Now, I'm not under any illustion that Manny wrote that statement, and he probably hadn't even seen it before he said it (in fact, did he even speak the words, or was it just released as 'from Manny'?) Regardless of who wrote it, are we supposed to take this apology seriously? All it does is inspire even more cynicism. Just for the novelty of it I'd love to see a player come out and say, yes, I did it, and stop there.

Wednesday, May 6, 2009

WaPo & Specter

Washington Post runs an article today titled "Party Switch Costs Specter his Seniority on Senate Committees" by noting that Specter had been promised by Reid that he'd keep his seniority, but when it came down to a vote, he was actually given junior standing on several committees. From reading this article, you'd have no idea why the Democrats might possibly have stripped Specter of seniority, indeed, you'd probably think that they'd lied in in order to get Specter to switch. But we do get this "analysis":
Meanwhile, Specter backtracked yesterday from comments he made to the New York Times Magazine in an interview to be published Sunday. He had joked about how Norm Coleman of Minnesota could possibly win his legal contest and reclaim his Senate seat, ensuring that there would still be at least one Jewish Republican in the chamber.

Hmmm, joked?

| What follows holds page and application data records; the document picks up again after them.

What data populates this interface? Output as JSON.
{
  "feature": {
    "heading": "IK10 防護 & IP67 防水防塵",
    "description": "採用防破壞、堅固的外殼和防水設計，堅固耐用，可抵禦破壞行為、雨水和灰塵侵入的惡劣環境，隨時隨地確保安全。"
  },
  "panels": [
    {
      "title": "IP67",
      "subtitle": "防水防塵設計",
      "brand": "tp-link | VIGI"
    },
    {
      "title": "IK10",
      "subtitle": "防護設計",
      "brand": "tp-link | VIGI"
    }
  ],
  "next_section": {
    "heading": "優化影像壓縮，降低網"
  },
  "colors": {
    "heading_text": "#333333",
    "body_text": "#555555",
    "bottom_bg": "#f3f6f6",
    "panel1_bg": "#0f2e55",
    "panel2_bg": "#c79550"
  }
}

His quote implied that a Franken victory would be an injustice. Not really sure where the humor is in that. Now, I doubt that Specter's quote about wanting Coleman to win was the sole or even primary reason for stripping Specter of his seniority -- rather, I imagine that a lot of Senate Democrats did not want to stand in line behind someone who is only nominally committed to progressive legislation. But bad reporting by the Washington Post.

Tuesday, May 5, 2009

Shove a magic bullet up your arse

One of my least favorite people right now is Arlen Specter.  He's always been a pain in the ass with his 'centrism' (meaning, pissing off the entire population rather than just half with his incoherent positions from issue to issue).  For example, there's this:
In an interview with the New York Times Magazine, Sen. Arlen Specter (D-PA) said he hopes Norm Coleman (R) prevails in his Senate recount court fight against Al Franken (D) in Minnesota.

Said Specter: "There's still time for the Minnesota courts to do justice and declare Norm Coleman the winner."

Now, never mind the fact that Specter is now a Democrat, but what in the hell could he possibly mean by this? By what possible criteria would the Minnesota courts be unjust by declaring Franken the winner? Things were very close on election night, they did a recount, and Franken got more votes. And that's even ignoring the fact that Coleman's lawyering was far more active during the recount process, challenging far more ballots and generally asking the courts to deeply intervene in the process.

Arlen Specter is an ass.

Monday, May 4, 2009


I've got a secret: Ortiz is raking now. He's been swinging a good bat for the past week, and finally the ball is not headed directly for fielders. The ball will (eventually) leave the park, but he's absolutely smashing the ball right now.

Sunday, May 3, 2009

Hopefully wrong

I won't use the word 'beloved' to describe the color commentator for the Red Sox TV broadcast, Jerry Remy, but he's really good at what he does, and every time I have to hear Joe Buck or Tim McCarver or Joe Morgan or any of those other really crappy national guys do a Sox game, I long for the RemDawg.

Which is why I really hope my oncologist colleague is wrong. So Remy missed some time in February with pneumonia, and now he's back on the DL with another flare up. My doctor friend says this is likely to be caused by lung cancer, as back-to-back pneumonia would be extraordinarily rare. Essentially, he thinks there is a tumor blocking some of the small blood vessels, so there's this area where's nothing moving and thus it is easily infected. Remy was (is?) a smoker...

Again, I hope he's wrong.